_Records to use_
--- START ---
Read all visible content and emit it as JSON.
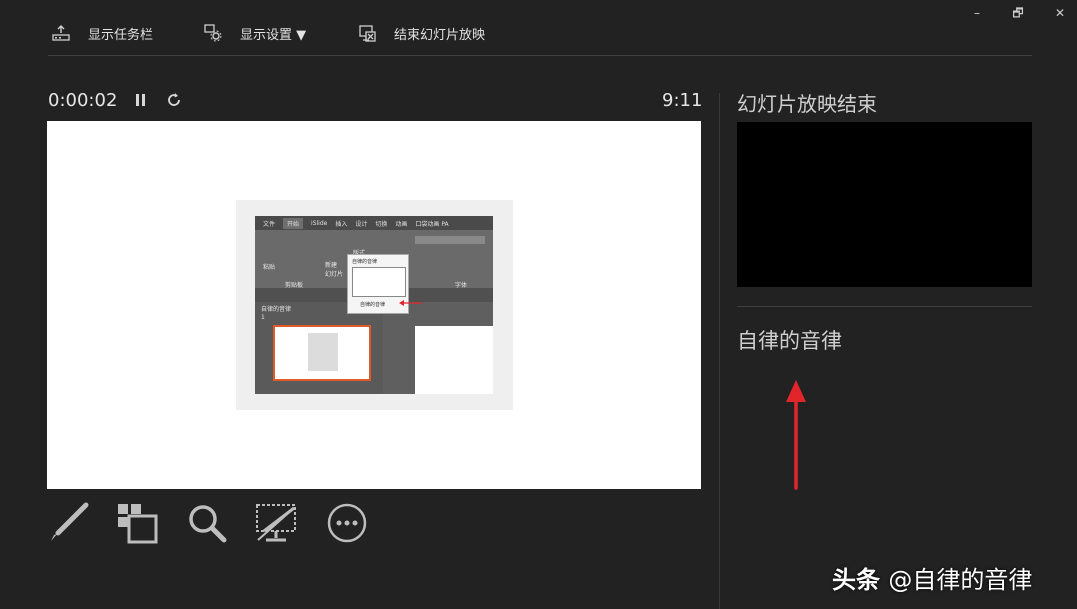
{
  "window_controls": {
    "minimize": "–",
    "restore": "🗗",
    "close": "✕"
  },
  "toolbar": {
    "show_taskbar": "显示任务栏",
    "display_settings": "显示设置 ▼",
    "end_slideshow": "结束幻灯片放映"
  },
  "timer": {
    "elapsed": "0:00:02",
    "clock": "9:11"
  },
  "slide": {
    "ribbon_tabs": [
      "文件",
      "开始",
      "iSlide",
      "插入",
      "设计",
      "切换",
      "动画",
      "口袋动画 PA"
    ],
    "section_label": "自律的音律",
    "thumb_number": "1",
    "popup_title": "自律的音律",
    "popup_caption": "自律的音律",
    "ribbon_labels": {
      "paste": "粘贴",
      "new_slide": "新建\n幻灯片",
      "clipboard": "剪贴板",
      "font_group": "字体",
      "layout": "版式"
    }
  },
  "right_panel": {
    "next_label": "幻灯片放映结束",
    "notes": "自律的音律"
  },
  "watermark": {
    "brand": "头条",
    "handle": "@自律的音律"
  },
  "colors": {
    "background": "#222222",
    "arrow": "#e0262b",
    "thumb_border": "#e05a2a"
  },
  "icons": {
    "taskbar": "taskbar-icon",
    "settings": "display-settings-icon",
    "end": "end-show-icon",
    "pause": "pause-icon",
    "restart": "restart-icon",
    "pen": "pen-icon",
    "see_all": "see-all-slides-icon",
    "zoom": "zoom-icon",
    "black_screen": "black-screen-icon",
    "more": "more-options-icon"
  }
}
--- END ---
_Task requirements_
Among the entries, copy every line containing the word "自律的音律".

_Response area_
    "section_label": "自律的音律",
    "popup_title": "自律的音律",
    "popup_caption": "自律的音律",
    "notes": "自律的音律"
    "handle": "@自律的音律"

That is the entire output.